Our third goal will be to organize for the 2020 election. We hope to defeat Donald Trump if he is still in office in 2020. And we hope in 2020 to flip the Senate to a Democratic majority while holding onto the majority in the House. We’d like to have volunteers in every Western state to work toward our goals in the 2020 election.
There’s a lot of work to do to save our public lands and wildlife from destruction. Bills and executive orders from the President, from Congress, from the Department of Interior, from Fish and Wildlife Service, and from Governors and state legislatures are targeting wolves, bears, bison, coyotes, and furbearers like lynx, fox, and wolverine for death.
We must stop this!
We need your help. Please consider becoming a volunteer for Defend Our Parks. Consider making a donation and wearing our t-shirts when they become available soon.
Join us in working to save our public lands and wildlife!

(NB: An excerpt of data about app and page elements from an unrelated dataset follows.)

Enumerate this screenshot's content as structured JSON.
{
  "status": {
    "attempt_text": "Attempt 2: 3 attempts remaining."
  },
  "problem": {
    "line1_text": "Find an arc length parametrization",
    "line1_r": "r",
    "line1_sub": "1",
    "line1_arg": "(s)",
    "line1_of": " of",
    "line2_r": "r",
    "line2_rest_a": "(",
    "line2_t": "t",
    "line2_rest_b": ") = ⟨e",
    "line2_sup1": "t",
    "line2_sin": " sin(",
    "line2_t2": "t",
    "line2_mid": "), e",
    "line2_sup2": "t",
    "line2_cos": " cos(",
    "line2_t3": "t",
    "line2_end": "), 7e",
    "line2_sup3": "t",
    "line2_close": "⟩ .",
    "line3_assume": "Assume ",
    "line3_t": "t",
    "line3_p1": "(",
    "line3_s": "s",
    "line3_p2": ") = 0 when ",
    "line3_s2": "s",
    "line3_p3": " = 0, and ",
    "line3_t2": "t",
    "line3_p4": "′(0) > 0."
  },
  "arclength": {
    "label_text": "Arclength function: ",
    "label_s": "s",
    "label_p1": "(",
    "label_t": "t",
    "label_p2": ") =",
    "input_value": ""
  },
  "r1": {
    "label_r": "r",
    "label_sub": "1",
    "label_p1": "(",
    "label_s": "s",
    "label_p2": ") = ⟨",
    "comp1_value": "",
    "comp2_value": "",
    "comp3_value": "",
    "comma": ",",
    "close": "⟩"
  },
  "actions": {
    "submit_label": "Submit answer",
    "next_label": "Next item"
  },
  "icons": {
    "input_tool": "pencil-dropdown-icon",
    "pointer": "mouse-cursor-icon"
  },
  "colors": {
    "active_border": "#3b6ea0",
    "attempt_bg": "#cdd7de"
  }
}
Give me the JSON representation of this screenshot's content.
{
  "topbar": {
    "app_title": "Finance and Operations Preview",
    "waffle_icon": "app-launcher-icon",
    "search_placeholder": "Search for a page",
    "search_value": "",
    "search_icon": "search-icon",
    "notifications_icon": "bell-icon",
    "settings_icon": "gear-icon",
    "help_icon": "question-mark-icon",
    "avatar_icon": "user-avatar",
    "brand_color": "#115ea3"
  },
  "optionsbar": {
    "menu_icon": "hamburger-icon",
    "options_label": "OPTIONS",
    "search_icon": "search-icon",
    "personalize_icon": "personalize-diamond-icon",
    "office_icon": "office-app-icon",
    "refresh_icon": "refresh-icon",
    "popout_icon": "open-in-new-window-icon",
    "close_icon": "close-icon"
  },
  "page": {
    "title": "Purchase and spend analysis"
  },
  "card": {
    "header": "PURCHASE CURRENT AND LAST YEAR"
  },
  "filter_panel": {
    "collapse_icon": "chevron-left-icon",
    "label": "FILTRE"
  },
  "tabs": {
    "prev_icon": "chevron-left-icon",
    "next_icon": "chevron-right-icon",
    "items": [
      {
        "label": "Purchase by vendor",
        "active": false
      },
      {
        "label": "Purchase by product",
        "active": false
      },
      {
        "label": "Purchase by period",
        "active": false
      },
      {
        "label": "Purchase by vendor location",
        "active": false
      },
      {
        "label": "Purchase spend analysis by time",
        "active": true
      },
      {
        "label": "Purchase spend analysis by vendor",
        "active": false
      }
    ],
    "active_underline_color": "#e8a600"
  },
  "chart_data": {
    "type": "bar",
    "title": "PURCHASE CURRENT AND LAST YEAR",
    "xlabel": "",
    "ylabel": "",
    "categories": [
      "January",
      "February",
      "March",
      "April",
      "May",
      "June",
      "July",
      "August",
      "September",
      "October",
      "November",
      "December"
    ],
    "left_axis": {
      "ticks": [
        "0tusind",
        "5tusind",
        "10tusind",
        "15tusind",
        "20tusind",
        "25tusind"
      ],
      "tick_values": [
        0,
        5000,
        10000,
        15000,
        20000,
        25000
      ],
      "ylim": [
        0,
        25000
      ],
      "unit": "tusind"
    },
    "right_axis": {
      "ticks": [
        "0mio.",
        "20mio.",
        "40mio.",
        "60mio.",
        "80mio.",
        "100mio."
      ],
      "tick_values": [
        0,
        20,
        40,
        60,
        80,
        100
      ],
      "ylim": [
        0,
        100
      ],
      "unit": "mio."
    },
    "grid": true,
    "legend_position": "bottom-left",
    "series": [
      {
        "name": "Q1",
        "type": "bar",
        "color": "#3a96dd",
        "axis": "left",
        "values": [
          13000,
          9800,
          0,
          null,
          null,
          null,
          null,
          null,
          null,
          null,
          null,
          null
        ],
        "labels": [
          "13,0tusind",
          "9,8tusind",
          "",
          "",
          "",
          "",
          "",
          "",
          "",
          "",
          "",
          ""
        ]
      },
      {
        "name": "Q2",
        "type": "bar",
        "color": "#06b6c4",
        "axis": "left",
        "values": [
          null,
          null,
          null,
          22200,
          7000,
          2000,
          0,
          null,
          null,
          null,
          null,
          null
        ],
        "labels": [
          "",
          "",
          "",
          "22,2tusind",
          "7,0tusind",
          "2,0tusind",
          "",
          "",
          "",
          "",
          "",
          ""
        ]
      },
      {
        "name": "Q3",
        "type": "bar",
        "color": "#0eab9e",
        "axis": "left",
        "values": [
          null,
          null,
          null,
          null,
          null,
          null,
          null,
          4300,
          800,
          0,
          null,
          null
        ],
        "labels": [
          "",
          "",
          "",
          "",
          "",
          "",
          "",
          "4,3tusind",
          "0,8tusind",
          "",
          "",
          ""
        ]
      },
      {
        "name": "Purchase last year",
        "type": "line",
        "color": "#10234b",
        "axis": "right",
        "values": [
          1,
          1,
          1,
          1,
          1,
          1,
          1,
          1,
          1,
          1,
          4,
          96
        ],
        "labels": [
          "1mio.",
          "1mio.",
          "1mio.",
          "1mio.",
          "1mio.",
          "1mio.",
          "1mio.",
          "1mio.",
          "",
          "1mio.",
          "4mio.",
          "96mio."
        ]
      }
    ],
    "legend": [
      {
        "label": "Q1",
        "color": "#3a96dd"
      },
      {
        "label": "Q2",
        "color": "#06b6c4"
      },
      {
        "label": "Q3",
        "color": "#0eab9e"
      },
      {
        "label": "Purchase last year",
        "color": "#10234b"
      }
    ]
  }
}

The midterm elections of 2018 that we anticipated and dreaded for so many months have come and gone. There was more good news than the Resistance could hope for: 40 new seats for Progressives in the U.S. House of Representatives and a switch from Republican to Democratic control. In January 2019, the Democratic majority can begin to undo some of the worst actions of the Trump Administration, and stop the pile of anti-parks bills and amendments that were introduced in the House during the first two years.
Many of the winners of Congressional races across the country were women and members of minority groups that have suffered under Republican domination. Two women who are Muslims, two women who are members of American Indian tribes, and two Latinas are among the new Representatives. Having the voices of groups that were missing from the House will be a good thing. We hope their voices will add to the voices of other environmentally conscious Representatives trying to stop the takeover of our public lands by industry and agriculture interests.
The election news was not all good for public lands. Eleven of the Anti-Parks Congresspeople were up for reelection or chose to run for different offices. Of those, seven won their contests. Rob Bishop (UT-1), Mark Amodei (NV-2), Liz Cheney (WY), Louie Gohmert (TX-1), Doug Lamalfa (CA-1), and Chris Stewart (UT-2) were reelected to the House. Another, Kevin Cramer (ND), gave up his House seat and ran for the U.S. Senate, defeating incumbent Democrat Heidi Heitcamp. One man, Raul Labrador (ID-1), was forced out by accusations of illegal activities. Another, Pete Sessions (TX-32) lost his bid for reelection. The final member of the group up for reelection, Steve Pearce (NM-2), gave up his House seat and ran for governor. He lost to a Democrat - a Latina.
Unfortunately, the U.S. Senate did not flip from Republican to Democratic. But it was close. As of Nov. 13, 2018, the Republicans hold 51 seats and the Democrats plus two Independents hold 47 seats. Two elections have not been decided and are headed for recounts. If they both go to Democrats, then the balance of power will remain unchanged: 51 to 49. If they split, it will be 52 to 48. If they both go to Republicans, it will be 53 to 47.